It can be really quite interesting,” Persia said at the timeвЂњIf you have an open mind when using dating apps. “But this can suggest youвЂ™re just planning to satisfy individuals from the background that is same. The personal college aspect causes it to be more about how rich your mother and father are, as opposed to your passions.”
“But the goal is not to market snobbery or division that is social it is to aid individuals fulfill and fall in love.” Its literally built to assist personal college kids avoid blending with non-private college young ones https://t.co/mZia1DhoIp
Unlike Toffee, apps like Tinder and Bumble have been praised for diversifying our relationship habits. As an example, in February, Tinder circulated a research which revealed a lot more of their users were entering interracial relationships – because theyвЂ™re utilizing the software to fulfill individuals they might not need encountered prior to.

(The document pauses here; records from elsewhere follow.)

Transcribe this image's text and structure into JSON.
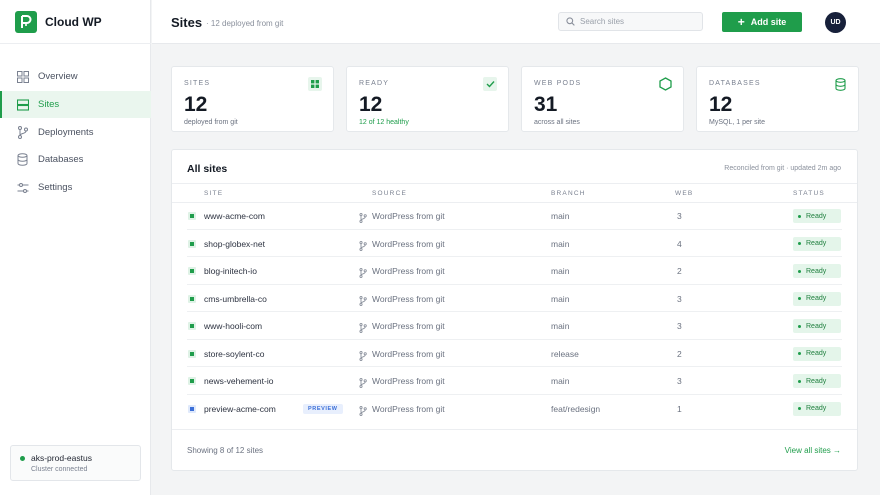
{
  "app": {
    "name": "Cloud WP"
  },
  "nav": [
    {
      "label": "Overview",
      "icon": "grid-icon"
    },
    {
      "label": "Sites",
      "icon": "rows-icon",
      "active": true
    },
    {
      "label": "Deployments",
      "icon": "git-branch-icon"
    },
    {
      "label": "Databases",
      "icon": "database-icon"
    },
    {
      "label": "Settings",
      "icon": "sliders-icon"
    }
  ],
  "cluster": {
    "name": "aks-prod-eastus",
    "status": "Cluster connected"
  },
  "header": {
    "title": "Sites",
    "subtitle": "· 12 deployed from git",
    "search_placeholder": "Search sites",
    "add_label": "Add site",
    "avatar": "UD"
  },
  "stats": [
    {
      "label": "SITES",
      "value": "12",
      "sub": "deployed from git",
      "icon": "grid-icon"
    },
    {
      "label": "READY",
      "value": "12",
      "sub": "12 of 12 healthy",
      "icon": "check-icon"
    },
    {
      "label": "WEB PODS",
      "value": "31",
      "sub": "across all sites",
      "icon": "hexagon-icon"
    },
    {
      "label": "DATABASES",
      "value": "12",
      "sub": "MySQL, 1 per site",
      "icon": "database-icon"
    }
  ],
  "table": {
    "title": "All sites",
    "meta": "Reconciled from git · updated 2m ago",
    "columns": [
      "SITE",
      "SOURCE",
      "BRANCH",
      "WEB",
      "STATUS"
    ],
    "rows": [
      {
        "site": "www-acme-com",
        "source": "WordPress from git",
        "branch": "main",
        "web": "3",
        "status": "Ready"
      },
      {
        "site": "shop-globex-net",
        "source": "WordPress from git",
        "branch": "main",
        "web": "4",
        "status": "Ready"
      },
      {
        "site": "blog-initech-io",
        "source": "WordPress from git",
        "branch": "main",
        "web": "2",
        "status": "Ready"
      },
      {
        "site": "cms-umbrella-co",
        "source": "WordPress from git",
        "branch": "main",
        "web": "3",
        "status": "Ready"
      },
      {
        "site": "www-hooli-com",
        "source": "WordPress from git",
        "branch": "main",
        "web": "3",
        "status": "Ready"
      },
      {
        "site": "store-soylent-co",
        "source": "WordPress from git",
        "branch": "release",
        "web": "2",
        "status": "Ready"
      },
      {
        "site": "news-vehement-io",
        "source": "WordPress from git",
        "branch": "main",
        "web": "3",
        "status": "Ready"
      },
      {
        "site": "preview-acme-com",
        "badge": "PREVIEW",
        "source": "WordPress from git",
        "branch": "feat/redesign",
        "web": "1",
        "status": "Ready"
      }
    ],
    "footer_count": "Showing 8 of 12 sites",
    "footer_link": "View all sites →"
  },
  "colors": {
    "accent": "#1f9d4b",
    "preview": "#3b6fd8",
    "avatar": "#17203a"
  }
}
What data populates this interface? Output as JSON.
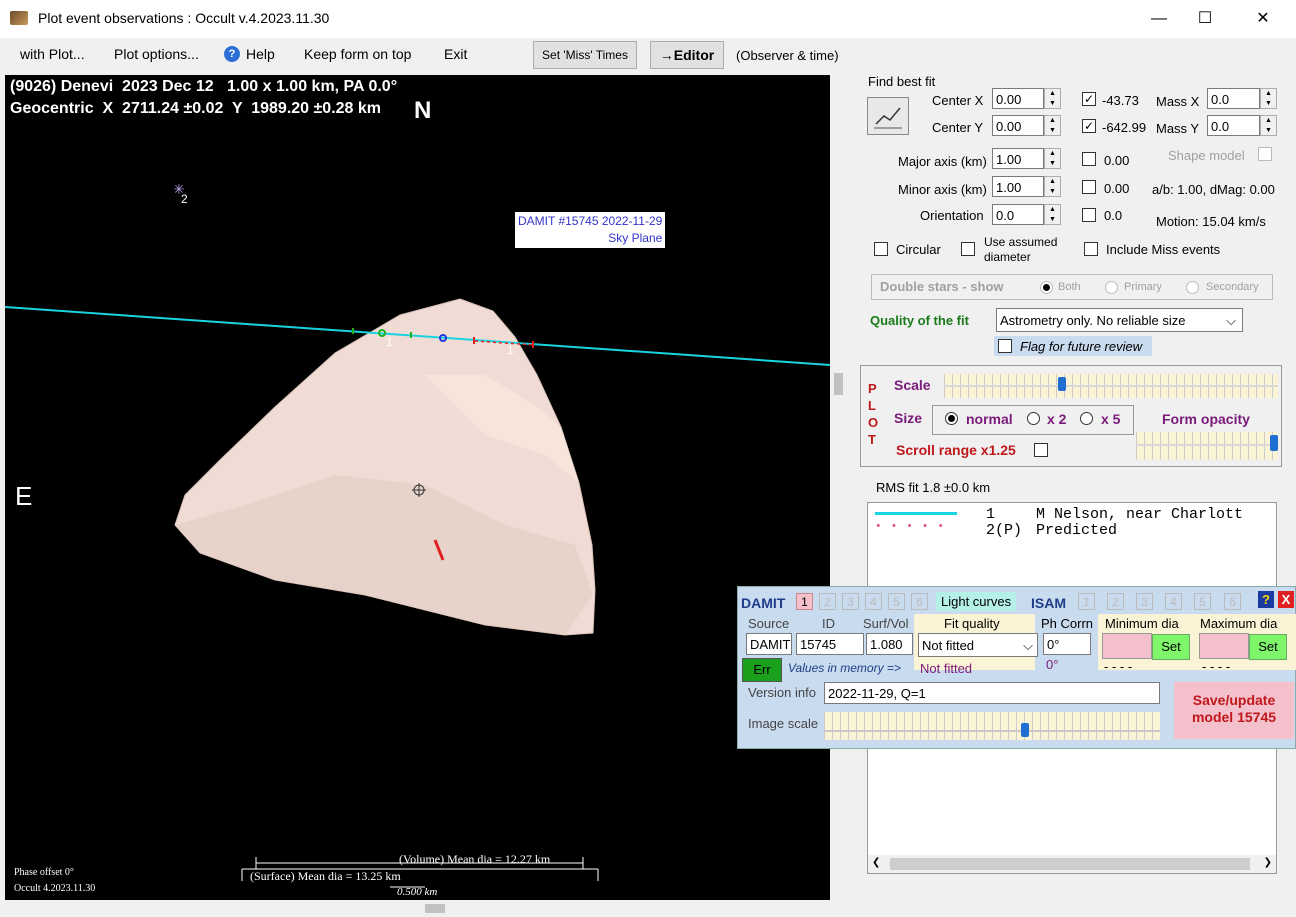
{
  "window": {
    "title": "Plot event observations : Occult v.4.2023.11.30",
    "minimize": "—",
    "maximize": "☐",
    "close": "✕"
  },
  "menu": {
    "with_plot": "with Plot...",
    "plot_options": "Plot options...",
    "help": "Help",
    "help_icon": "?",
    "keep_form_on_top": "Keep form on top",
    "exit": "Exit",
    "set_miss_times": "Set 'Miss' Times",
    "editor": "→Editor",
    "observer_time": "(Observer & time)"
  },
  "plot": {
    "header_line1": "(9026) Denevi  2023 Dec 12   1.00 x 1.00 km, PA 0.0°",
    "header_line2": "Geocentric  X  2711.24 ±0.02  Y  1989.20 ±0.28 km",
    "north": "N",
    "east": "E",
    "star_label": "2",
    "damit_label_line1": "DAMIT #15745 2022-11-29",
    "damit_label_line2": "Sky Plane",
    "chord_label_1a": "1",
    "chord_label_1b": "1",
    "volume_mean": "(Volume) Mean dia = 12.27 km",
    "surface_mean": "(Surface) Mean dia = 13.25 km",
    "scale_bar": "0.500 km",
    "phase_offset": "Phase offset 0°",
    "occult_version": "Occult 4.2023.11.30",
    "colors": {
      "chord": "#19d3e0",
      "shape": "#f0dcd4",
      "background": "#000000"
    }
  },
  "fit": {
    "find_best_fit": "Find best fit",
    "center_x_label": "Center X",
    "center_x": "0.00",
    "center_x_checked": true,
    "center_x_result": "-43.73",
    "mass_x_label": "Mass X",
    "mass_x": "0.0",
    "center_y_label": "Center Y",
    "center_y": "0.00",
    "center_y_checked": true,
    "center_y_result": "-642.99",
    "mass_y_label": "Mass Y",
    "mass_y": "0.0",
    "shape_model_label": "Shape model",
    "major_axis_label": "Major axis (km)",
    "major_axis": "1.00",
    "major_result": "0.00",
    "minor_axis_label": "Minor axis (km)",
    "minor_axis": "1.00",
    "minor_result": "0.00",
    "ab_dmag": "a/b: 1.00, dMag: 0.00",
    "orientation_label": "Orientation",
    "orientation": "0.0",
    "orientation_result": "0.0",
    "motion": "Motion: 15.04 km/s",
    "circular": "Circular",
    "use_assumed_diameter": "Use assumed diameter",
    "include_miss_events": "Include Miss events",
    "double_stars": "Double stars - show",
    "both": "Both",
    "primary": "Primary",
    "secondary": "Secondary",
    "quality_label": "Quality of the fit",
    "quality_value": "Astrometry only. No reliable size",
    "flag_future": "Flag for future review"
  },
  "plot_group": {
    "vertical": [
      "P",
      "L",
      "O",
      "T"
    ],
    "scale": "Scale",
    "scale_level": 0.35,
    "size": "Size",
    "normal": "normal",
    "x2": "x 2",
    "x5": "x 5",
    "form_opacity": "Form opacity",
    "opacity_level": 1.0,
    "scroll_range": "Scroll range x1.25"
  },
  "rms_fit": "RMS fit  1.8 ±0.0 km",
  "legend": [
    {
      "num": "1",
      "text": "M Nelson, near Charlott"
    },
    {
      "num": "2(P)",
      "text": "Predicted"
    }
  ],
  "damit": {
    "title": "DAMIT",
    "models": [
      "1",
      "2",
      "3",
      "4",
      "5",
      "6"
    ],
    "light_curves": "Light curves",
    "isam": "ISAM",
    "isam_models": [
      "1",
      "2",
      "3",
      "4",
      "5",
      "6"
    ],
    "help_icon": "?",
    "close_icon": "X",
    "source_label": "Source",
    "id_label": "ID",
    "surfvol_label": "Surf/Vol",
    "fit_quality_label": "Fit quality",
    "phcorrn_label": "Ph Corrn",
    "min_dia_label": "Minimum dia",
    "max_dia_label": "Maximum dia",
    "source": "DAMIT",
    "id": "15745",
    "surfvol": "1.080",
    "fit_quality": "Not fitted",
    "phcorrn": "0°",
    "set": "Set",
    "err": "Err",
    "values_in_memory": "Values in memory =>",
    "mem_fit_quality": "Not fitted",
    "mem_phcorrn": "0°",
    "mem_min": "- - - -",
    "mem_max": "- - - -",
    "version_label": "Version info",
    "version": "2022-11-29, Q=1",
    "image_scale_label": "Image scale",
    "image_scale_level": 0.6,
    "save_update": "Save/update model 15745"
  }
}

More modern data has supported this too, claiming apps are radically diversifying the dating pool. One study that is recent couples whom meet online were 7% more prone to be varied races, 12.5% prone to be from various religions, and – crucially for all of us – 7.5percent more prone to be a non-graduate with a graduate.
But could this modification? In the usa there are significant monetary barriers to finishing university that is four-year, as in opposition to shorter, neighborhood university programmes. Maybe maybe perhaps Not enabling community colleges or online institutions into Tinder U could accidentally, but really straight, cut poorer students away.
So that as many on Twitter have actually described, you donвЂ™t always require a software to meet up individuals in your college (or neighbouring unis) вЂ“ youвЂ™ll probably get chatting for them in classes, at FresherвЂ™s or in society meet-ups week.
What apps can perform is enable you to satisfy individuals away from your organization, to locate individuals you may maybe maybe not otherwise have actually crossed paths with. This is the way lots of people have actually wound up in pleased relationships to date, by making use of apps to get typical ground with individuals from differing backgrounds, countries, and perhaps also nations.
Tinder, but, denies the brand new solution is exclusive or elitist.
“every, Tinder connects millions of people from diverse backgrounds who may have never met otherwise,” a spokesman told BBC Three day. “It is crucial to notice that Tinder U shows pages of other Tinder U users very very very first – nevertheless the experience nevertheless shows users all prospective matches whom meet what their age is and distance choices while they swipe. Users may also toggle Tinder U off at any time when they’d choose to not ever see other pupils first.”
Therefore, are fears services like Tinder U or Toffee, will stop the progress that theyвЂ™ve helped society make over the past six years justified? Hopefully maybe not.